Thirdly, there is no rational link between designating a particular branch of a bank with the objective of preserving national interest.
What did the Government say regarding FCRA?
The amendments were needed:
To Prevent Interference: The amendments were necessary to prevent foreign state and non-state actors from interfering with the country’s polity and internal matters.
To prevent malpractices by NGOs: The changes are also needed to prevent malpractices by NGOs and the diversion of foreign funds.
Monitor Flow of Funds: The provision of having one designated bank for receiving foreign funds is aimed at making it easier to monitor the flow of funds.
What did the Supreme Court say regarding FCRA?
The Supreme Court upheld the constitutional validity of the Foreign Contribution (Regulation) Amendment Act, 2020 or FCRA Act on following grounds:
– No one has a fundamental or absolute right to receive foreign contributions.
– Amendments only provide a strict regulatory framework to moderate the inflow of foreign funds into the country.

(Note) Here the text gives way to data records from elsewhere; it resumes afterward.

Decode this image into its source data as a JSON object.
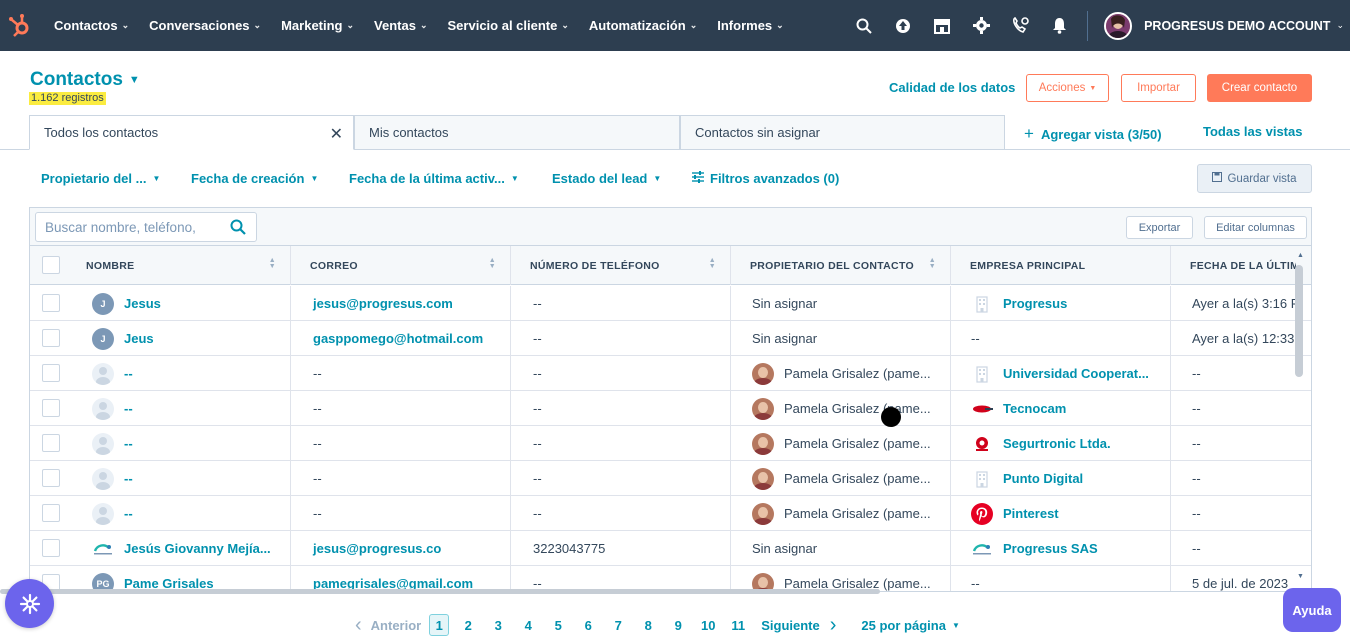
{
  "nav": {
    "items": [
      {
        "label": "Contactos"
      },
      {
        "label": "Conversaciones"
      },
      {
        "label": "Marketing"
      },
      {
        "label": "Ventas"
      },
      {
        "label": "Servicio al cliente"
      },
      {
        "label": "Automatización"
      },
      {
        "label": "Informes"
      }
    ],
    "icons": [
      "search-icon",
      "upgrade-icon",
      "marketplace-icon",
      "settings-icon",
      "calling-icon",
      "notifications-icon"
    ],
    "account_name": "PROGRESUS DEMO ACCOUNT"
  },
  "header": {
    "title": "Contactos",
    "record_count": "1.162 registros",
    "data_quality_link": "Calidad de los datos",
    "actions_label": "Acciones",
    "import_label": "Importar",
    "create_label": "Crear contacto"
  },
  "views": {
    "tabs": [
      {
        "label": "Todos los contactos",
        "active": true
      },
      {
        "label": "Mis contactos"
      },
      {
        "label": "Contactos sin asignar"
      }
    ],
    "add_view": "Agregar vista (3/50)",
    "all_views": "Todas las vistas"
  },
  "filters": {
    "items": [
      {
        "label": "Propietario del ..."
      },
      {
        "label": "Fecha de creación"
      },
      {
        "label": "Fecha de la última activ..."
      },
      {
        "label": "Estado del lead"
      }
    ],
    "advanced": "Filtros avanzados (0)",
    "save_view": "Guardar vista"
  },
  "table": {
    "search_placeholder": "Buscar nombre, teléfono,",
    "export_label": "Exportar",
    "edit_columns_label": "Editar columnas",
    "columns": [
      "NOMBRE",
      "CORREO",
      "NÚMERO DE TELÉFONO",
      "PROPIETARIO DEL CONTACTO",
      "EMPRESA PRINCIPAL",
      "FECHA DE LA ÚLTIM"
    ],
    "rows": [
      {
        "avatar": "J",
        "name": "Jesus",
        "email": "jesus@progresus.com",
        "phone": "--",
        "owner": "Sin asignar",
        "company": "Progresus",
        "company_icon": "building-icon",
        "last_activity": "Ayer a la(s) 3:16 P"
      },
      {
        "avatar": "J",
        "name": "Jeus",
        "email": "gasppomego@hotmail.com",
        "phone": "--",
        "owner": "Sin asignar",
        "company": "--",
        "company_icon": "",
        "last_activity": "Ayer a la(s) 12:33"
      },
      {
        "avatar": "",
        "name": "--",
        "email": "--",
        "phone": "--",
        "owner": "Pamela Grisalez (pame...",
        "company": "Universidad Cooperat...",
        "company_icon": "building-icon",
        "last_activity": "--"
      },
      {
        "avatar": "",
        "name": "--",
        "email": "--",
        "phone": "--",
        "owner": "Pamela Grisalez (pame...",
        "company": "Tecnocam",
        "company_icon": "tecnocam-logo",
        "last_activity": "--"
      },
      {
        "avatar": "",
        "name": "--",
        "email": "--",
        "phone": "--",
        "owner": "Pamela Grisalez (pame...",
        "company": "Segurtronic Ltda.",
        "company_icon": "segurtronic-logo",
        "last_activity": "--"
      },
      {
        "avatar": "",
        "name": "--",
        "email": "--",
        "phone": "--",
        "owner": "Pamela Grisalez (pame...",
        "company": "Punto Digital",
        "company_icon": "building-icon",
        "last_activity": "--"
      },
      {
        "avatar": "",
        "name": "--",
        "email": "--",
        "phone": "--",
        "owner": "Pamela Grisalez (pame...",
        "company": "Pinterest",
        "company_icon": "pinterest-logo",
        "last_activity": "--"
      },
      {
        "avatar": "progresus-logo",
        "name": "Jesús Giovanny Mejía...",
        "email": "jesus@progresus.co",
        "phone": "3223043775",
        "owner": "Sin asignar",
        "company": "Progresus SAS",
        "company_icon": "progresus-logo",
        "last_activity": "--"
      },
      {
        "avatar": "PG",
        "name": "Pame Grisales",
        "email": "pamegrisales@gmail.com",
        "phone": "--",
        "owner": "Pamela Grisalez (pame...",
        "company": "--",
        "company_icon": "",
        "last_activity": "5 de jul. de 2023"
      }
    ]
  },
  "pagination": {
    "prev_label": "Anterior",
    "pages": [
      "1",
      "2",
      "3",
      "4",
      "5",
      "6",
      "7",
      "8",
      "9",
      "10",
      "11"
    ],
    "current_page": "1",
    "next_label": "Siguiente",
    "per_page": "25 por página"
  },
  "help_label": "Ayuda",
  "colors": {
    "nav_bg": "#2d3e50",
    "accent": "#0091ae",
    "primary": "#ff7a59",
    "chat": "#6c64ec"
  }
}
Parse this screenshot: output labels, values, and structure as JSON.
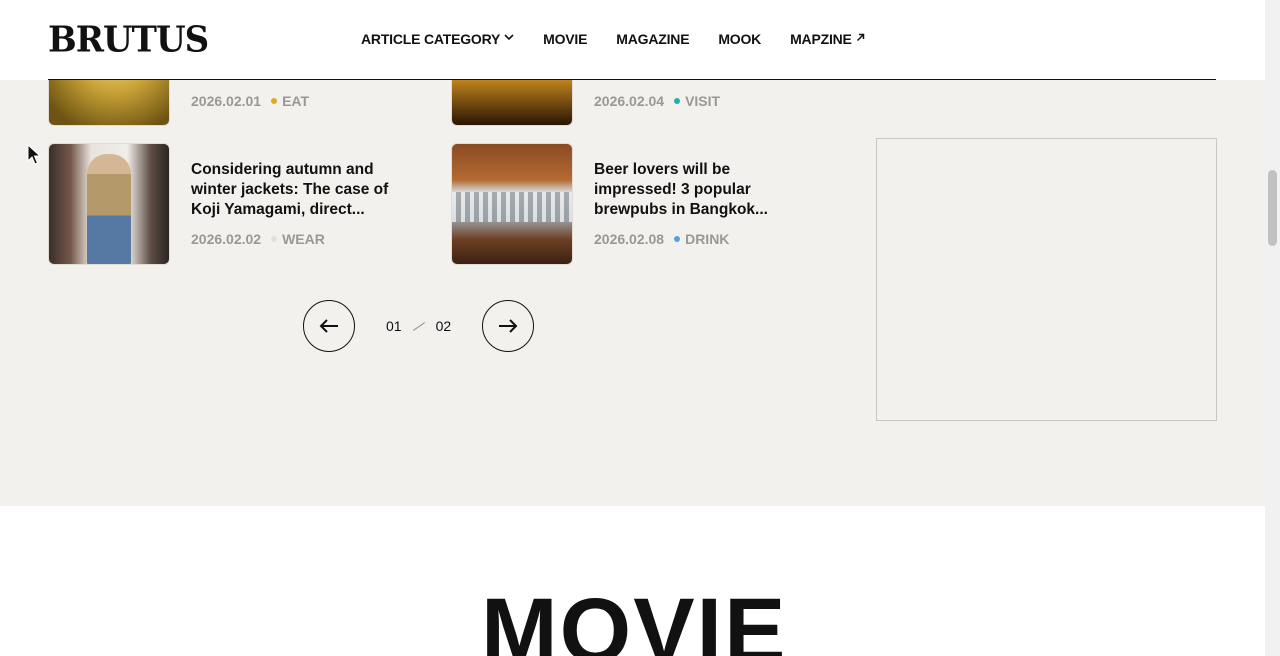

– Free and uncontrolled inflow of foreign funds has the potential to impact the socio-economic structure and polity of the country.
– Permitting the inflow of foreign funds is a matter of policy of the State-backed by law. Hence, it is open for a state to have a regime that may completely prohibit receipt of foreign donations, as there are no absolute rights to receive foreign donations.
– Inconvenience to a party is not a ground to challenge the constitutionality of a provision that mandates the opening of FCRA accounts in the designated bank.
However, the court read down one of the provisions of the 2020 FCRA Amendment Act, which mandated the production of Aadhaar card for registration. The court allowed the office-bearers of NGOs to use their Indian passports as an identification documents.
Source: This post is based on the article “SC upholds new restrictions on foreign funds” published in The Hindu on 9th April 2022.